After getting settled on the Polytrama Unit, a few of our volunteers will remain in this area to serve dessert and visit with patients while others load refreshments on a cart to take downstairs to the Spinal Cord Unit. Here we go to a group dining area as well as to the patients’ rooms. We also help to feed the few patients who are unable to feed themselves. It is always good to have a moment to talk with each veteran. They love the desserts and especially the companionship.
What kind of volunteer is especially helpful in this ministry? Skills? Personality?
To volunteer for this ministry, one should be comfortable in a hospital setting and especially interacting with polytrauma and spinal cord patients. No special skill is required. Being willing to offer warm smiles and helping hands to our veterans is what is most needed.

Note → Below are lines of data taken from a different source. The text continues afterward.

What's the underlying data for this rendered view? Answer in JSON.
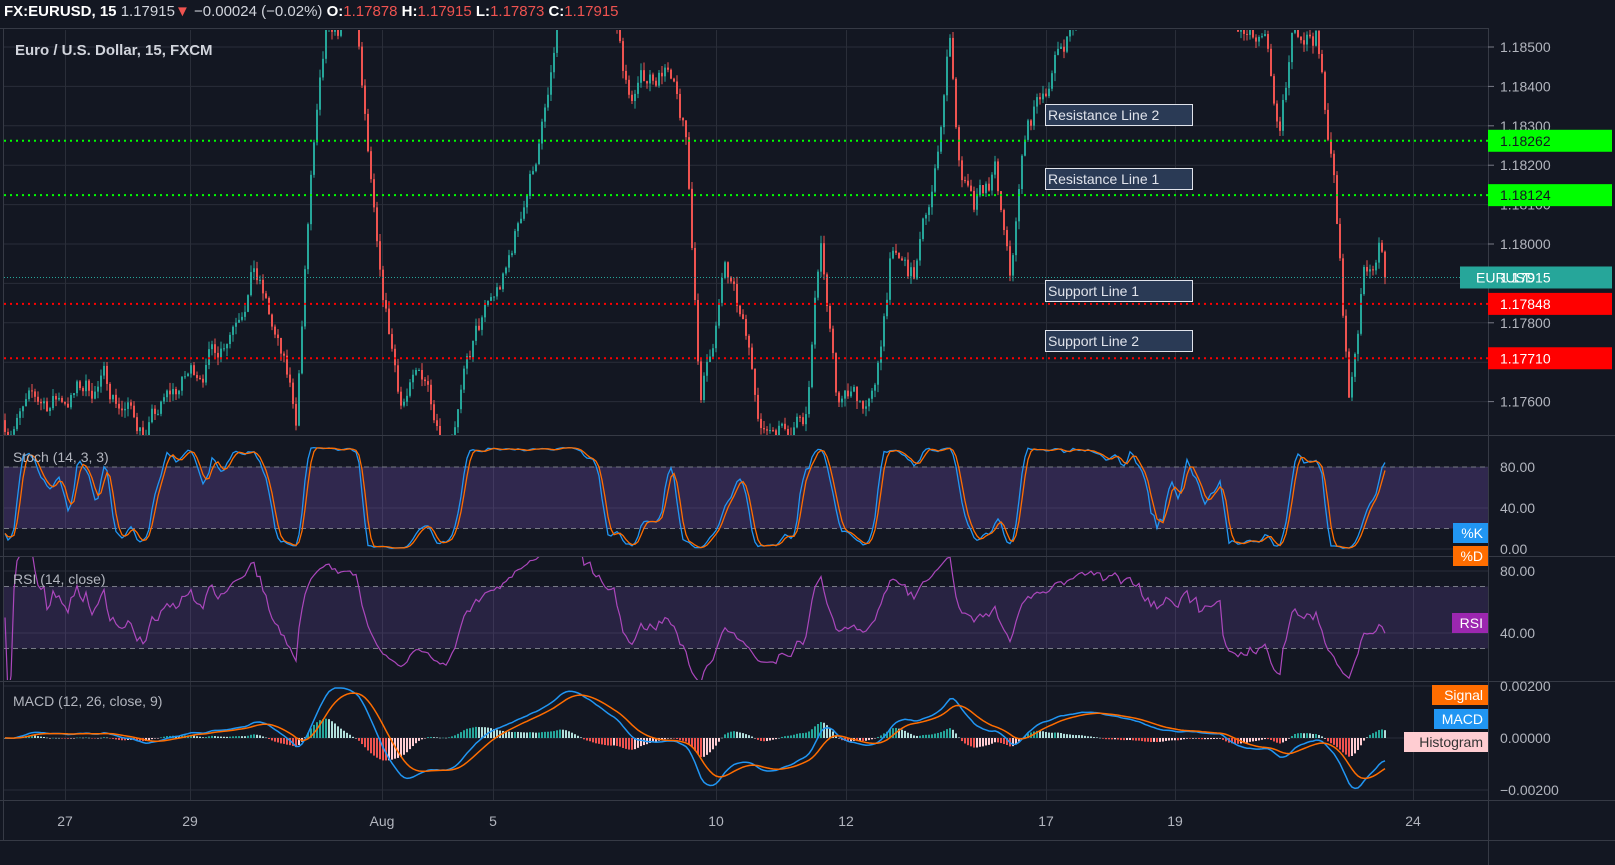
{
  "header": {
    "symbol": "FX:EURUSD, 15",
    "last": "1.17915",
    "change": "−0.00024 (−0.02%)",
    "o_label": "O:",
    "o": "1.17878",
    "h_label": "H:",
    "h": "1.17915",
    "l_label": "L:",
    "l": "1.17873",
    "c_label": "C:",
    "c": "1.17915",
    "down_arrow": "▼"
  },
  "main_pane": {
    "title": "Euro / U.S. Dollar, 15, FXCM",
    "price_ticks": [
      "1.18500",
      "1.18400",
      "1.18300",
      "1.18200",
      "1.18100",
      "1.18000",
      "1.17900",
      "1.17800",
      "1.17700",
      "1.17600"
    ],
    "current": {
      "symbol": "EURUSD",
      "price": "1.17915",
      "value": 1.17915
    },
    "levels": [
      {
        "label": "Resistance Line 2",
        "price": "1.18262",
        "value": 1.18262,
        "kind": "resistance"
      },
      {
        "label": "Resistance Line 1",
        "price": "1.18124",
        "value": 1.18124,
        "kind": "resistance"
      },
      {
        "label": "Support Line 1",
        "price": "1.17848",
        "value": 1.17848,
        "kind": "support"
      },
      {
        "label": "Support Line 2",
        "price": "1.17710",
        "value": 1.1771,
        "kind": "support"
      }
    ]
  },
  "stoch_pane": {
    "title": "Stoch (14, 3, 3)",
    "ticks": [
      "80.00",
      "40.00",
      "0.00"
    ],
    "k_label": "%K",
    "d_label": "%D"
  },
  "rsi_pane": {
    "title": "RSI (14, close)",
    "ticks": [
      "80.00",
      "40.00"
    ],
    "rsi_label": "RSI"
  },
  "macd_pane": {
    "title": "MACD (12, 26, close, 9)",
    "ticks": [
      "0.00200",
      "0.00000",
      "−0.00200"
    ],
    "signal_label": "Signal",
    "macd_label": "MACD",
    "hist_label": "Histogram"
  },
  "time_axis": [
    "27",
    "29",
    "Aug",
    "5",
    "10",
    "12",
    "17",
    "19",
    "24"
  ],
  "colors": {
    "bg": "#131722",
    "up": "#26a69a",
    "down": "#ef5350",
    "resistance": "#00ff00",
    "support": "#ff0000",
    "k": "#2196f3",
    "d": "#ff6d00",
    "rsi": "#ab47bc"
  },
  "chart_data": {
    "type": "candlestick",
    "interval": "15",
    "bars": 461,
    "price_range": [
      1.17514,
      1.18543
    ],
    "waypoints_bar_price": [
      [
        0,
        1.17553
      ],
      [
        33,
        1.17654
      ],
      [
        47,
        1.17527
      ],
      [
        72,
        1.17756
      ],
      [
        83,
        1.17959
      ],
      [
        97,
        1.17553
      ],
      [
        102,
        1.18162
      ],
      [
        107,
        1.18492
      ],
      [
        117,
        1.18543
      ],
      [
        120,
        1.18289
      ],
      [
        125,
        1.17857
      ],
      [
        132,
        1.17603
      ],
      [
        140,
        1.17654
      ],
      [
        147,
        1.17527
      ],
      [
        157,
        1.17756
      ],
      [
        167,
        1.17908
      ],
      [
        173,
        1.18111
      ],
      [
        182,
        1.18391
      ],
      [
        185,
        1.186
      ],
      [
        203,
        1.186
      ],
      [
        208,
        1.18365
      ],
      [
        220,
        1.18467
      ],
      [
        227,
        1.18238
      ],
      [
        232,
        1.17603
      ],
      [
        240,
        1.17934
      ],
      [
        247,
        1.1773
      ],
      [
        253,
        1.17527
      ],
      [
        267,
        1.17603
      ],
      [
        272,
        1.18035
      ],
      [
        277,
        1.17603
      ],
      [
        290,
        1.17603
      ],
      [
        295,
        1.17959
      ],
      [
        303,
        1.17908
      ],
      [
        310,
        1.18162
      ],
      [
        315,
        1.18543
      ],
      [
        318,
        1.18213
      ],
      [
        323,
        1.1806
      ],
      [
        330,
        1.18162
      ],
      [
        335,
        1.17883
      ],
      [
        340,
        1.18264
      ],
      [
        350,
        1.18467
      ],
      [
        358,
        1.186
      ],
      [
        365,
        1.187
      ],
      [
        405,
        1.187
      ],
      [
        408,
        1.18543
      ],
      [
        420,
        1.18467
      ],
      [
        425,
        1.18238
      ],
      [
        430,
        1.18543
      ],
      [
        437,
        1.18543
      ],
      [
        443,
        1.18162
      ],
      [
        448,
        1.17603
      ],
      [
        453,
        1.17934
      ],
      [
        458,
        1.1801
      ],
      [
        460,
        1.17915
      ]
    ],
    "indicators": {
      "stoch": [
        14,
        3,
        3
      ],
      "rsi": 14,
      "macd": [
        12,
        26,
        9
      ]
    },
    "stoch_range": [
      0,
      100
    ],
    "rsi_range": [
      8,
      89
    ],
    "macd_range": [
      -0.00228,
      0.002
    ]
  }
}
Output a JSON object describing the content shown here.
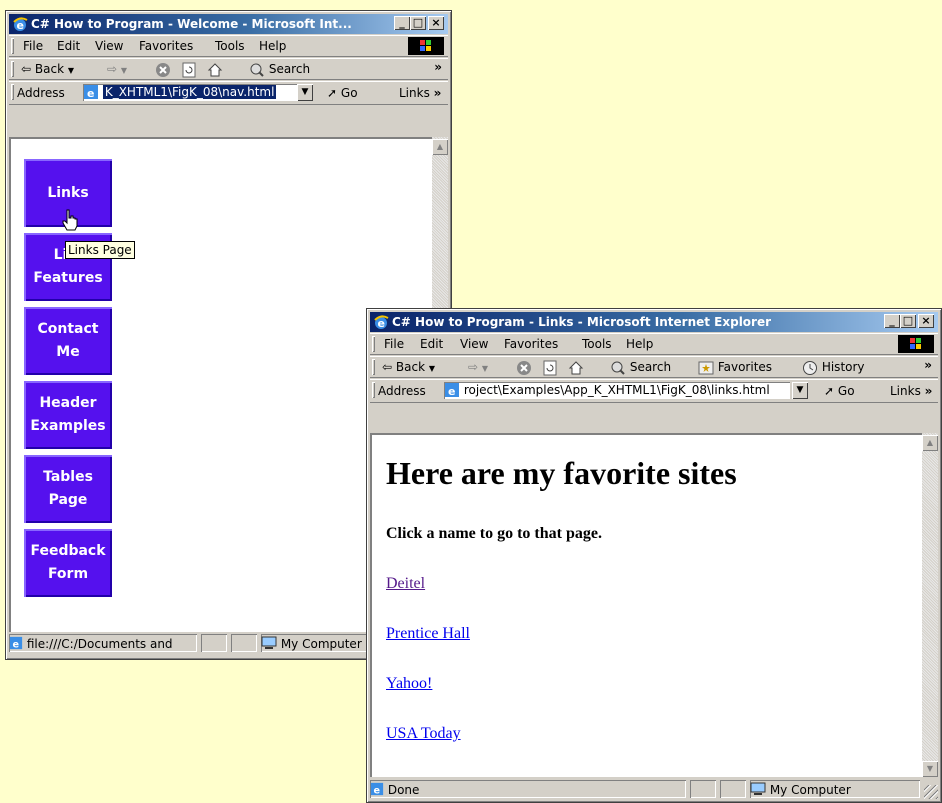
{
  "win1": {
    "title": "C# How to Program - Welcome - Microsoft Int...",
    "menu": [
      "File",
      "Edit",
      "View",
      "Favorites",
      "Tools",
      "Help"
    ],
    "toolbar": {
      "back": "Back",
      "search": "Search"
    },
    "address_label": "Address",
    "address_value": "K_XHTML1\\FigK_08\\nav.html",
    "go_label": "Go",
    "links_label": "Links",
    "nav_buttons": [
      {
        "line1": "Links",
        "line2": ""
      },
      {
        "line1": "List",
        "line2": "Features"
      },
      {
        "line1": "Contact",
        "line2": "Me"
      },
      {
        "line1": "Header",
        "line2": "Examples"
      },
      {
        "line1": "Tables",
        "line2": "Page"
      },
      {
        "line1": "Feedback",
        "line2": "Form"
      }
    ],
    "tooltip": "Links Page",
    "status_text": "file:///C:/Documents and",
    "status_zone": "My Computer"
  },
  "win2": {
    "title": "C# How to Program - Links - Microsoft Internet Explorer",
    "menu": [
      "File",
      "Edit",
      "View",
      "Favorites",
      "Tools",
      "Help"
    ],
    "toolbar": {
      "back": "Back",
      "search": "Search",
      "favorites": "Favorites",
      "history": "History"
    },
    "address_label": "Address",
    "address_value": "roject\\Examples\\App_K_XHTML1\\FigK_08\\links.html",
    "go_label": "Go",
    "links_label": "Links",
    "page": {
      "heading": "Here are my favorite sites",
      "intro": "Click a name to go to that page.",
      "links": [
        "Deitel",
        "Prentice Hall",
        "Yahoo!",
        "USA Today"
      ]
    },
    "status_text": "Done",
    "status_zone": "My Computer"
  }
}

Share your impressions of how this ministry is supporting the veterans at McGuire. How is it shaping the Doers who volunteer?
Some of the veterans we serve are in the hospital for only several weeks, but many are there for months and sometimes years. The majority are not local and have no family or friends to visit them. Our ministry is able to make a huge difference in the lives of these men and women. The small offering of a special dessert and a moment of conversation always brings joy and a grateful “thank you.”
Our veterans and their families put everything on the line to protect our freedom. We may never be able to repay them for their sacrifice, but this is our way to show them just how much we appreciate all that they have done. It is extremely rewarding and such a privilege for us to have this opportunity to serve in this ministry. Each month we meet patients who touch our hearts, make us smile, and give us something to reflect upon. The phrase “thank you for your service” has taken on new meaning for our volunteers, and we leave McGuire Hospital feeling like we received more than we gave.